Upon regaining control, Taliban leaders have insisted that this time will be different, but this doesn’t really appear to be the case. They’ve instructed women to stay home from work because Taliban soldiers are “not trained” to respect them, and though they’ll be allowed to go to universities, unlike last time, they won’t be able to study alongside men.
Some foreign policy experts believe that part of the Taliban’s efforts to cast themselves as more tolerant toward women is because they’re seeking international legitimacy. Laurel Miller, the Asia program director for the nonprofit International Crisis Group, told NPR that the Taliban “have been very eager for public displays of their acceptance by governments around the world.” In the weeks leading up to their takeover in Kabul, the Islamic group met with officials in Iran, Russia, and China to discuss the fate of Afghanistan.
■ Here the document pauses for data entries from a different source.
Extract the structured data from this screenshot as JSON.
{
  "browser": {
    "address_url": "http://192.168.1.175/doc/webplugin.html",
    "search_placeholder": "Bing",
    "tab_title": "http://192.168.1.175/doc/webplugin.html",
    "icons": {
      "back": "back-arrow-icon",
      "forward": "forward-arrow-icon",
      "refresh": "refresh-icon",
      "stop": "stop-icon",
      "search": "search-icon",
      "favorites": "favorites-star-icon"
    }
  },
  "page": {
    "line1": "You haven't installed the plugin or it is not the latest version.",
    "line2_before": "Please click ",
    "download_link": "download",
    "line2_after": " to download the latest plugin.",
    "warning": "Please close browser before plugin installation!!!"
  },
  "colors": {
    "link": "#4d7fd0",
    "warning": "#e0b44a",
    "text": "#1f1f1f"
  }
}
But Smith doesn’t expect the Taliban’s return to power to ultimately be any different. Even though the Taliban pledged that women would have rights “within the bounds of Islamic law,” she said it’s such an extreme interpretation that it “doesn’t translate into women and girls being safe and free.” That’s why her institute believes it’ll be critical to continue evacuation efforts and find ways to support them. “So often it’s women and girls that are left behind or marginalized in a crisis or in the aftermath of a crisis or a war, they’re the last to be thought of, and that just cannot be the case this time,” she said.
The next major concern in Afghanistan is hunger — the groups warn that the country is on the brink of a humanitarian crisis due to limited resources. Clarke explained that farming has taken a hit due to the instability in the region and food prices are already skyrocketing. “We’re already seeing examples of people who are going hungry,” she told us. “And certainly if you’re a single woman or you’re a widow and you don’t have a male relative, going outside for food is increasingly dangerous.”
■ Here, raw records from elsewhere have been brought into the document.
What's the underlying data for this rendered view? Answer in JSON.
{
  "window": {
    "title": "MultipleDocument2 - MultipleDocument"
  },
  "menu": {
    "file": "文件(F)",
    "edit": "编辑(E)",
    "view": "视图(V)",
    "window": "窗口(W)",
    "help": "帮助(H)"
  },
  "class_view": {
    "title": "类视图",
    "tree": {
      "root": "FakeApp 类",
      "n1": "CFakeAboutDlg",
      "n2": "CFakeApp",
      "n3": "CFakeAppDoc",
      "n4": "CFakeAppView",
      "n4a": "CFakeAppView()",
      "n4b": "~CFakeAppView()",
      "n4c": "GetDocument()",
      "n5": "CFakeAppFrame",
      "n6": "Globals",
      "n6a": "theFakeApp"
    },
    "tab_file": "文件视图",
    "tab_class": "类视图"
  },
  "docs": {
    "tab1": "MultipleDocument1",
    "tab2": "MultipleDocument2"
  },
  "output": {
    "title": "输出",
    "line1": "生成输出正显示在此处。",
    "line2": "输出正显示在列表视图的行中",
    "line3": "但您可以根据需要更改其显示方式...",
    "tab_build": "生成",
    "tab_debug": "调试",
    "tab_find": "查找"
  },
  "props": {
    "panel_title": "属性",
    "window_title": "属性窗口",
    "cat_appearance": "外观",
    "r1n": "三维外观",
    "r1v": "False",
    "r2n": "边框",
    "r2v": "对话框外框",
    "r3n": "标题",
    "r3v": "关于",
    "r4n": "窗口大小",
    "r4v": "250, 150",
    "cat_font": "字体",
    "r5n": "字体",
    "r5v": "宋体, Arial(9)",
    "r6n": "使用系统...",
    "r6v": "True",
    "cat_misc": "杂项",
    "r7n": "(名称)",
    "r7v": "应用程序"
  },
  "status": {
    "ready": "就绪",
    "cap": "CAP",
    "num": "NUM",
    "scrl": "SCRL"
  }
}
Women for Women International has been in Afghanistan since 2002, a year after the U.S. invaded the country. With a completely Afghan team, the organization has been helping women there claim their power both inside and outside the home. This includes teaching women financial know-how like how to balance the family budget and training them how to start their own business. Ultimately, while the Taliban may take away their freedoms, Clarke said that the skills and empowerment they’ve found can’t be taken away from them.
As for what’s next, Clarke believes there will be a lot more movement out of the country, especially in light of an agreement that the U.S. and 97 other countries made with the Taliban to allow for the continued evacuation of remaining Afghan allies and Americans. Drawing comparisons to war-torn South Sudan, she said women will ultimately be able to take the tools they’ve learned with them wherever they go, creating “new spaces for being able to do the important work.”
“The way it’s often framed as is that the absence of the Taliban sort of allowed to spring forth women’s rights, but actually it’s been 20 years of women organizing and working to claim their rights that had brought them this far,” she said.
Interested in donating to the emergency fund? You can check it out here. There are also other ways of showing your support — you can also sign a petition, call your Congressperson, or raise awareness by taking to social media.
Smith believes this ongoing support for Afghan women and girls will be critical in the coming months. “There’s going to need to be ongoing attention to what has happened for the Afghan women and girls and the families that have been able to get out of the country safely, but also to continue to shine a spotlight on the women and girls that are left behind,” she said.